(Website and app data records)

------------------------------------

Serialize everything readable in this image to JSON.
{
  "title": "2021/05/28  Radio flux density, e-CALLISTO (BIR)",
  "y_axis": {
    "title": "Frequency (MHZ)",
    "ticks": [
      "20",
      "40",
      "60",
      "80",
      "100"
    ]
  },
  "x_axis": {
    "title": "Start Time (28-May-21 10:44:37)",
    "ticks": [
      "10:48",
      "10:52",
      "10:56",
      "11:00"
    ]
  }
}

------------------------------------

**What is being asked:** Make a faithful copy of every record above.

**Expected answer:**
Serialize everything readable in this image to JSON.
{
  "title": "2021/05/28  Radio flux density, e-CALLISTO (BIR)",
  "y_axis": {
    "title": "Frequency (MHZ)",
    "ticks": [
      "20",
      "40",
      "60",
      "80",
      "100"
    ]
  },
  "x_axis": {
    "title": "Start Time (28-May-21 10:44:37)",
    "ticks": [
      "10:48",
      "10:52",
      "10:56",
      "11:00"
    ]
  }
}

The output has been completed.